(Raw data)
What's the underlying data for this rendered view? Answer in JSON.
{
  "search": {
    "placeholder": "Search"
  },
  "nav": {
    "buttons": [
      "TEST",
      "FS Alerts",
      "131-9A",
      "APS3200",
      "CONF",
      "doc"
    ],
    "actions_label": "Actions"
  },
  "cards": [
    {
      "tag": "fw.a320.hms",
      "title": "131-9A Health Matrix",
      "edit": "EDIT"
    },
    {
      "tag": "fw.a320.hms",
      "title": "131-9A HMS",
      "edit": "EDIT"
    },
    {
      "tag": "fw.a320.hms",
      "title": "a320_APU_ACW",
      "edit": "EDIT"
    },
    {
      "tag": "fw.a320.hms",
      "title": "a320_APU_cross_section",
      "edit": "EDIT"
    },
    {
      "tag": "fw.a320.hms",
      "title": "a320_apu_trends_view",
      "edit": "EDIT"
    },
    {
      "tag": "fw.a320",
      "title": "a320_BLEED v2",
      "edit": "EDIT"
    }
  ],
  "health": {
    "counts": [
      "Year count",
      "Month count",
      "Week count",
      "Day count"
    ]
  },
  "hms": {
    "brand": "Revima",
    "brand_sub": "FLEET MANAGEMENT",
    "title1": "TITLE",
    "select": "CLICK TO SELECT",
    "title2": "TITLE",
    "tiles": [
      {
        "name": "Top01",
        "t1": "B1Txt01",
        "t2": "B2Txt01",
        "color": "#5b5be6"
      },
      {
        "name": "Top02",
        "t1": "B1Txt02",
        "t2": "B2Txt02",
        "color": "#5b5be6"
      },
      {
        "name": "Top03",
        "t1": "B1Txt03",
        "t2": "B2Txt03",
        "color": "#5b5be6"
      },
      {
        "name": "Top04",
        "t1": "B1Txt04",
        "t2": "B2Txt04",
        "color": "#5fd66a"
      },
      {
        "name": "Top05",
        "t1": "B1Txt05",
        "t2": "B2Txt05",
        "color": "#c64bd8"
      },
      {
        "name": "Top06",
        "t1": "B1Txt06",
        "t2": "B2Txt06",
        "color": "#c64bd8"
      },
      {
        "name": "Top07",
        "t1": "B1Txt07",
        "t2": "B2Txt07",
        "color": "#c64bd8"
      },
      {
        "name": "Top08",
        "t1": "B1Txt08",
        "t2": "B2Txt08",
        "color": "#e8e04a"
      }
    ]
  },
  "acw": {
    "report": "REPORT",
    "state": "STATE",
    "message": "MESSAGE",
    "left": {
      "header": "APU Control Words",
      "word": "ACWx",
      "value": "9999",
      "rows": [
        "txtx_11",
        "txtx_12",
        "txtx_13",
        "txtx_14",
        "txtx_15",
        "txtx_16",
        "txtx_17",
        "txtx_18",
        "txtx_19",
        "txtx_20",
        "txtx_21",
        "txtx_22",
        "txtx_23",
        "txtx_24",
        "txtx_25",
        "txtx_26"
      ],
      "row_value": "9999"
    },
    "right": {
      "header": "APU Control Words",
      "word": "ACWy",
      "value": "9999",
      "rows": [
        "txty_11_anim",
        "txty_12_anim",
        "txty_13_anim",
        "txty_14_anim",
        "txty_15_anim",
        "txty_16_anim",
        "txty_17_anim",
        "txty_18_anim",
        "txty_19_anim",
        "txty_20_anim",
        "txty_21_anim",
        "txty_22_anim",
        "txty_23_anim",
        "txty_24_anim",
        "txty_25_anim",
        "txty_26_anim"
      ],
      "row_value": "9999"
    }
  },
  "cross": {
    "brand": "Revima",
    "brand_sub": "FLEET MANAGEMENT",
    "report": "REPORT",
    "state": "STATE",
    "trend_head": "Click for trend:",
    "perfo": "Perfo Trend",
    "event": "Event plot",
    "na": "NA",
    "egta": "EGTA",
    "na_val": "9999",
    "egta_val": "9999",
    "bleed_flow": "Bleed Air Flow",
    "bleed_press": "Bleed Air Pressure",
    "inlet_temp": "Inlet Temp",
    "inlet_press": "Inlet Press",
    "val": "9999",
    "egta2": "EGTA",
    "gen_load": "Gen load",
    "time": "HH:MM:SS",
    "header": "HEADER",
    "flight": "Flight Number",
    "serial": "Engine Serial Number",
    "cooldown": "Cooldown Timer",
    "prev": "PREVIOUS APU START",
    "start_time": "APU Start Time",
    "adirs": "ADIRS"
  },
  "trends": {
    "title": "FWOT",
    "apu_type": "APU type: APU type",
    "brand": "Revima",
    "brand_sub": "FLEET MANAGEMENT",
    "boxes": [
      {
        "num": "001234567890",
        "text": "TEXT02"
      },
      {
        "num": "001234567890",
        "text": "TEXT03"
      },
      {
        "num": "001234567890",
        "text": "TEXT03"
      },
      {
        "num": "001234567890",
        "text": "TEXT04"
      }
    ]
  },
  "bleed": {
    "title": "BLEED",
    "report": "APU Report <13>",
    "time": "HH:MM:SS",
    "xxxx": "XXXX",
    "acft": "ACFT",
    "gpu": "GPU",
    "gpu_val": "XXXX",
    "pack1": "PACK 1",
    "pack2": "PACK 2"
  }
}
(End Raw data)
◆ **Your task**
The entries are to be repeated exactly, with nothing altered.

◆ **Result of this exercise**
What's the underlying data for this rendered view? Answer in JSON.
{
  "search": {
    "placeholder": "Search"
  },
  "nav": {
    "buttons": [
      "TEST",
      "FS Alerts",
      "131-9A",
      "APS3200",
      "CONF",
      "doc"
    ],
    "actions_label": "Actions"
  },
  "cards": [
    {
      "tag": "fw.a320.hms",
      "title": "131-9A Health Matrix",
      "edit": "EDIT"
    },
    {
      "tag": "fw.a320.hms",
      "title": "131-9A HMS",
      "edit": "EDIT"
    },
    {
      "tag": "fw.a320.hms",
      "title": "a320_APU_ACW",
      "edit": "EDIT"
    },
    {
      "tag": "fw.a320.hms",
      "title": "a320_APU_cross_section",
      "edit": "EDIT"
    },
    {
      "tag": "fw.a320.hms",
      "title": "a320_apu_trends_view",
      "edit": "EDIT"
    },
    {
      "tag": "fw.a320",
      "title": "a320_BLEED v2",
      "edit": "EDIT"
    }
  ],
  "health": {
    "counts": [
      "Year count",
      "Month count",
      "Week count",
      "Day count"
    ]
  },
  "hms": {
    "brand": "Revima",
    "brand_sub": "FLEET MANAGEMENT",
    "title1": "TITLE",
    "select": "CLICK TO SELECT",
    "title2": "TITLE",
    "tiles": [
      {
        "name": "Top01",
        "t1": "B1Txt01",
        "t2": "B2Txt01",
        "color": "#5b5be6"
      },
      {
        "name": "Top02",
        "t1": "B1Txt02",
        "t2": "B2Txt02",
        "color": "#5b5be6"
      },
      {
        "name": "Top03",
        "t1": "B1Txt03",
        "t2": "B2Txt03",
        "color": "#5b5be6"
      },
      {
        "name": "Top04",
        "t1": "B1Txt04",
        "t2": "B2Txt04",
        "color": "#5fd66a"
      },
      {
        "name": "Top05",
        "t1": "B1Txt05",
        "t2": "B2Txt05",
        "color": "#c64bd8"
      },
      {
        "name": "Top06",
        "t1": "B1Txt06",
        "t2": "B2Txt06",
        "color": "#c64bd8"
      },
      {
        "name": "Top07",
        "t1": "B1Txt07",
        "t2": "B2Txt07",
        "color": "#c64bd8"
      },
      {
        "name": "Top08",
        "t1": "B1Txt08",
        "t2": "B2Txt08",
        "color": "#e8e04a"
      }
    ]
  },
  "acw": {
    "report": "REPORT",
    "state": "STATE",
    "message": "MESSAGE",
    "left": {
      "header": "APU Control Words",
      "word": "ACWx",
      "value": "9999",
      "rows": [
        "txtx_11",
        "txtx_12",
        "txtx_13",
        "txtx_14",
        "txtx_15",
        "txtx_16",
        "txtx_17",
        "txtx_18",
        "txtx_19",
        "txtx_20",
        "txtx_21",
        "txtx_22",
        "txtx_23",
        "txtx_24",
        "txtx_25",
        "txtx_26"
      ],
      "row_value": "9999"
    },
    "right": {
      "header": "APU Control Words",
      "word": "ACWy",
      "value": "9999",
      "rows": [
        "txty_11_anim",
        "txty_12_anim",
        "txty_13_anim",
        "txty_14_anim",
        "txty_15_anim",
        "txty_16_anim",
        "txty_17_anim",
        "txty_18_anim",
        "txty_19_anim",
        "txty_20_anim",
        "txty_21_anim",
        "txty_22_anim",
        "txty_23_anim",
        "txty_24_anim",
        "txty_25_anim",
        "txty_26_anim"
      ],
      "row_value": "9999"
    }
  },
  "cross": {
    "brand": "Revima",
    "brand_sub": "FLEET MANAGEMENT",
    "report": "REPORT",
    "state": "STATE",
    "trend_head": "Click for trend:",
    "perfo": "Perfo Trend",
    "event": "Event plot",
    "na": "NA",
    "egta": "EGTA",
    "na_val": "9999",
    "egta_val": "9999",
    "bleed_flow": "Bleed Air Flow",
    "bleed_press": "Bleed Air Pressure",
    "inlet_temp": "Inlet Temp",
    "inlet_press": "Inlet Press",
    "val": "9999",
    "egta2": "EGTA",
    "gen_load": "Gen load",
    "time": "HH:MM:SS",
    "header": "HEADER",
    "flight": "Flight Number",
    "serial": "Engine Serial Number",
    "cooldown": "Cooldown Timer",
    "prev": "PREVIOUS APU START",
    "start_time": "APU Start Time",
    "adirs": "ADIRS"
  },
  "trends": {
    "title": "FWOT",
    "apu_type": "APU type: APU type",
    "brand": "Revima",
    "brand_sub": "FLEET MANAGEMENT",
    "boxes": [
      {
        "num": "001234567890",
        "text": "TEXT02"
      },
      {
        "num": "001234567890",
        "text": "TEXT03"
      },
      {
        "num": "001234567890",
        "text": "TEXT03"
      },
      {
        "num": "001234567890",
        "text": "TEXT04"
      }
    ]
  },
  "bleed": {
    "title": "BLEED",
    "report": "APU Report <13>",
    "time": "HH:MM:SS",
    "xxxx": "XXXX",
    "acft": "ACFT",
    "gpu": "GPU",
    "gpu_val": "XXXX",
    "pack1": "PACK 1",
    "pack2": "PACK 2"
  }
}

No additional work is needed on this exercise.